The Rajya Sabha on Wednesday returned the Aadhaar bill to the Lower House with four amendments, including ensuring that it remains voluntary.
The amendments are in clauses 3, 7, 33 and 57 of the Aadhaar (Targeted Delivery of Financial and Other Subsidies, Benefits and Services) Bill, 2016.
The Rajya Sabha had a limited role in passage of a money bill, as the Aadhaar bill has been designated, and can only suggest amendments, which can be accepted or rejected by Lok Sabha.
In case amendments are recommended, the bill will remain pending unless the process is completed in Lok Sabha.
The bill now has to go the Lok Sabha again, where the amendments would be either accepted or defeated.
Moving the bill in the Rajya Sabha, finance minister Arun Jaitley responded to the objections raised by the opposition members at it being designated a money bill, saying that the Lok Sabha speaker’s decision to do so cannot be questioned.
The Congress and other Opposition parties made a strong pitch against the overall nature of the bill.
As the Aadhaar (Targeted Delivery of Financial and Other Subsidies, Benefits and Services) Bill, 2016 was transmitted for discussion in the Upper House, members across party lines expressed their reservation on presenting it as a money bill.
“We are not against the Aadhaar Bill, but it should only be used for identity purpose and not for anything else, said Congress’ Jairam Ramesh.
“Aadhaar is a proof for identity. It does not entitles me for any subsidy.
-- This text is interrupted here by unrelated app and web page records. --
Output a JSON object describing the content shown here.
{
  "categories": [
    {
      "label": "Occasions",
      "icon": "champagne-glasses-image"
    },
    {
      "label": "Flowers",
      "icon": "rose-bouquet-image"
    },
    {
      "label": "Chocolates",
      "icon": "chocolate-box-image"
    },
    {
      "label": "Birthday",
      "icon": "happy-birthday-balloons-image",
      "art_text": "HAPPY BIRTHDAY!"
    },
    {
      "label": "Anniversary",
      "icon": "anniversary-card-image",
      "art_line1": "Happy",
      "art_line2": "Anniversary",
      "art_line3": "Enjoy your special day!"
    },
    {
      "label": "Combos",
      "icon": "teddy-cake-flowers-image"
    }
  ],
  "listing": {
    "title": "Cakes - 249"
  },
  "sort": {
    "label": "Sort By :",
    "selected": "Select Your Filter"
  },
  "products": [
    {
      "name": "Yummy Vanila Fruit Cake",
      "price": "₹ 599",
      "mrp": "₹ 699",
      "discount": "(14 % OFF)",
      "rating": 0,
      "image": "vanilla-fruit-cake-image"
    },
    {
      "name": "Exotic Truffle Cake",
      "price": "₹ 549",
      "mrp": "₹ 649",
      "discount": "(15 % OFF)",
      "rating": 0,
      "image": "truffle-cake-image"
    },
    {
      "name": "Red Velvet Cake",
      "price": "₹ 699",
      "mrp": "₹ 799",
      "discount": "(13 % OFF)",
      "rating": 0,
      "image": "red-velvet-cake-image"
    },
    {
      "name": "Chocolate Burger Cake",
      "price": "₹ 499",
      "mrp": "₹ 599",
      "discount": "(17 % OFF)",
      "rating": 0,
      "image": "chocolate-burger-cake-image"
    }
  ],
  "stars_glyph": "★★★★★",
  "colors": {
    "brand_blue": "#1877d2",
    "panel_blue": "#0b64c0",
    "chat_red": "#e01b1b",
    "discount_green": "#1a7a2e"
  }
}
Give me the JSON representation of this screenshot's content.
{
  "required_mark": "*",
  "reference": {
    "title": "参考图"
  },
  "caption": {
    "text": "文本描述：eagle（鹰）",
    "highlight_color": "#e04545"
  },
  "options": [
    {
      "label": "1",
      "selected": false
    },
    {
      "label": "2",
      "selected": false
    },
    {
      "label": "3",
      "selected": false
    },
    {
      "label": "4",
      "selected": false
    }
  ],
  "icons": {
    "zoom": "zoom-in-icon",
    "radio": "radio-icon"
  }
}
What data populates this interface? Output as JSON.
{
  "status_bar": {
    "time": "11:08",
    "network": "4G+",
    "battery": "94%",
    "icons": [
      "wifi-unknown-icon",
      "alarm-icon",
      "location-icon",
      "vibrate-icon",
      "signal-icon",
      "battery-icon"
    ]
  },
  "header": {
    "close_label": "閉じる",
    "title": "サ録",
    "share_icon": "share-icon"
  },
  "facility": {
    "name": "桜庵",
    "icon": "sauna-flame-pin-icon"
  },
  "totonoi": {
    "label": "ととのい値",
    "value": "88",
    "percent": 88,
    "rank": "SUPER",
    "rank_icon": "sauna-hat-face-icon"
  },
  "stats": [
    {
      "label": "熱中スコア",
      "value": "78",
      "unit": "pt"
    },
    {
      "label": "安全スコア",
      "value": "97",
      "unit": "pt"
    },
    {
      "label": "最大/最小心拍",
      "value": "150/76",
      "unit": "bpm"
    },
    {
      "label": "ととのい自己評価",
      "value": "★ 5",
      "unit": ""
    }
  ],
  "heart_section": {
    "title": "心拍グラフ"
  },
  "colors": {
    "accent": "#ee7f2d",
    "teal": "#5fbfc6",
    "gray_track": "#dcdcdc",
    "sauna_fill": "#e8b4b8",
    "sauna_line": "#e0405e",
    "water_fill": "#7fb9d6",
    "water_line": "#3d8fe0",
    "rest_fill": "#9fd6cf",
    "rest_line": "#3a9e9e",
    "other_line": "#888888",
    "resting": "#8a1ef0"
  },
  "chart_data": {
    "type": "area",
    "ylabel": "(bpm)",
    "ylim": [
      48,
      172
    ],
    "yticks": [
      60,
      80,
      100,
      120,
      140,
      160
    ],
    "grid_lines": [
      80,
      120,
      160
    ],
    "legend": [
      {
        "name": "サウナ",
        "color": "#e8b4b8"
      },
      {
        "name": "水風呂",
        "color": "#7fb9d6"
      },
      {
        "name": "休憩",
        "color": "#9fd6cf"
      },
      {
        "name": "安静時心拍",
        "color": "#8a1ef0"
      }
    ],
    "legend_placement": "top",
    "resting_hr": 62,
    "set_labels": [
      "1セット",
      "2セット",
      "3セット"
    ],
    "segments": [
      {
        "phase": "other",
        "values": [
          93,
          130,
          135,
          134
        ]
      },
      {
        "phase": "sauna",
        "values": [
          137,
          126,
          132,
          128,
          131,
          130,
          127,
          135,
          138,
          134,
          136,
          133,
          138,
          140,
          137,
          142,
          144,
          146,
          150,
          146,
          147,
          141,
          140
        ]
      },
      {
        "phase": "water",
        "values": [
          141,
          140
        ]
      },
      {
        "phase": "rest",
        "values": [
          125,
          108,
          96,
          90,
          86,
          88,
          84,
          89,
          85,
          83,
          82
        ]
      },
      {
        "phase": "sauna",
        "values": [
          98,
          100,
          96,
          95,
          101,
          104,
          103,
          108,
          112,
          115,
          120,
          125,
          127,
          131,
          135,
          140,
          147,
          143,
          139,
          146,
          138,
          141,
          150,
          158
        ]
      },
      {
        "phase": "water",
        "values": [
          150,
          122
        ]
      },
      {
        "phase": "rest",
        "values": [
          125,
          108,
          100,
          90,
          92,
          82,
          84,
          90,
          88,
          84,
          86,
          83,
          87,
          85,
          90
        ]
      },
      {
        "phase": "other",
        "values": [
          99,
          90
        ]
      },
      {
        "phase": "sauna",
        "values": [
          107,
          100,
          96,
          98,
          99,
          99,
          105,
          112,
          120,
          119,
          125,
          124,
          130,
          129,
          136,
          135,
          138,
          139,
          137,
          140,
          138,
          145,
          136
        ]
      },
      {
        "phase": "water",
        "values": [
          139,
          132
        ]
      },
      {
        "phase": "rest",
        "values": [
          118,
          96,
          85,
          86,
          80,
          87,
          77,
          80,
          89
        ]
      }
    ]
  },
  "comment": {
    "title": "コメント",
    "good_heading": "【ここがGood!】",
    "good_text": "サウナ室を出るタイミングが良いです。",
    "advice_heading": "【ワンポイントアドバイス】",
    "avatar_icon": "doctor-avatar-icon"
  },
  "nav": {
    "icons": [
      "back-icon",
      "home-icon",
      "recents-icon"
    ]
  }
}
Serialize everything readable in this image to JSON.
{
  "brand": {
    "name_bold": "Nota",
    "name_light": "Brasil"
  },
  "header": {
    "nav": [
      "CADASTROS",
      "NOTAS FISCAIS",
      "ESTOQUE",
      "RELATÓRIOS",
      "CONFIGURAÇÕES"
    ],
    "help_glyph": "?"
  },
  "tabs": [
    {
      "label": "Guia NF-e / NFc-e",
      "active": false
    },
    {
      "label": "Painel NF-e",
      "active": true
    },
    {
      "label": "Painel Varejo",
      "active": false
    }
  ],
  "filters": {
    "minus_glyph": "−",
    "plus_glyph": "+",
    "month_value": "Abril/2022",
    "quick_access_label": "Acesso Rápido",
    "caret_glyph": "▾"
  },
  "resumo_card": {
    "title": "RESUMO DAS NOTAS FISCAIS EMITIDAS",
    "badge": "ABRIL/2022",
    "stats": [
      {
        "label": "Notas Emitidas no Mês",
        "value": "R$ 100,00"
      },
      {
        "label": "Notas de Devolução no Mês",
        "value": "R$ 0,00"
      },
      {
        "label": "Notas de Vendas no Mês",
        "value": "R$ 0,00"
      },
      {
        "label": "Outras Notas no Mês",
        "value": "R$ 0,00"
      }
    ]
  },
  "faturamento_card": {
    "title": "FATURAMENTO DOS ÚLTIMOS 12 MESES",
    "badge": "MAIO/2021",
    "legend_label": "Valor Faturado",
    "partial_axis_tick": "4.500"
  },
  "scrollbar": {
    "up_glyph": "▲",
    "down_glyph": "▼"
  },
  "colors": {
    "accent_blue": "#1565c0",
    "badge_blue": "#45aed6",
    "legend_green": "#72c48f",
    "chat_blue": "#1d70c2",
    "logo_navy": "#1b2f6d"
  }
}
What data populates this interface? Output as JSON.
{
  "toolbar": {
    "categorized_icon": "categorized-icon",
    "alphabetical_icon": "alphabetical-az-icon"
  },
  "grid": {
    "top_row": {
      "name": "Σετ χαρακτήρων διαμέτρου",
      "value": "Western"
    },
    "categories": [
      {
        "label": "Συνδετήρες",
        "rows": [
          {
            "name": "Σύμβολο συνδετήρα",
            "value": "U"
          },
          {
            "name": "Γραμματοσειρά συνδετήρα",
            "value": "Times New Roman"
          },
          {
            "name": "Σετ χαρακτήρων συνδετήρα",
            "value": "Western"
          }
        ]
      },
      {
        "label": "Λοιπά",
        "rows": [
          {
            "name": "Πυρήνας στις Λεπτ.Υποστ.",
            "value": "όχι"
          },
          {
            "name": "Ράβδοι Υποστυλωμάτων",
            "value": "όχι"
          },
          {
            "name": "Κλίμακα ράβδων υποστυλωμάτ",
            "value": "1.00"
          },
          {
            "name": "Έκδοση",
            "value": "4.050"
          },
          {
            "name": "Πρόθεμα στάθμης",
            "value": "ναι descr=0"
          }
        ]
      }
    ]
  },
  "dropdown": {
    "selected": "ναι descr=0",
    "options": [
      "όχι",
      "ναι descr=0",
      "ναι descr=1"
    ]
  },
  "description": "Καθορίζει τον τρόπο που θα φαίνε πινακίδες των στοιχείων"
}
It only determines that you are you,” he said, adding that it must not be made mandatory.
The former union minister said that the “whole idea of Aadhaar was to remove duplicity” and cautioned the house that it was passed in its present form it would become mandatory and would create unnecessary problems.
Giving example, he said that as he himself does not have Aadhaar card since he does not require subsidy, but if he was to buy a mobile phone number or an airline ticket and the Aadhaar was mandatory, he would have to get it made.
“We want it to be limited to subsidies,” he said.
Ramesh also said that bill was not a money bill.
“I am happy that the government has brought the bill and I am here to support it but not without amendments.
Praful Patel of the Nationalist Congress Party also expressed similar apprehension about the bill saying India being a huge country, any identity card cannot be made mandatory as issuing them in a proper manner has always been a challenge.
He cited example of the election identity card, saying that the Election Commission of India and the Supreme Court had to announce that people who did not have it could also vote in elections by proving their identity by using any other mean they could have at that point of time.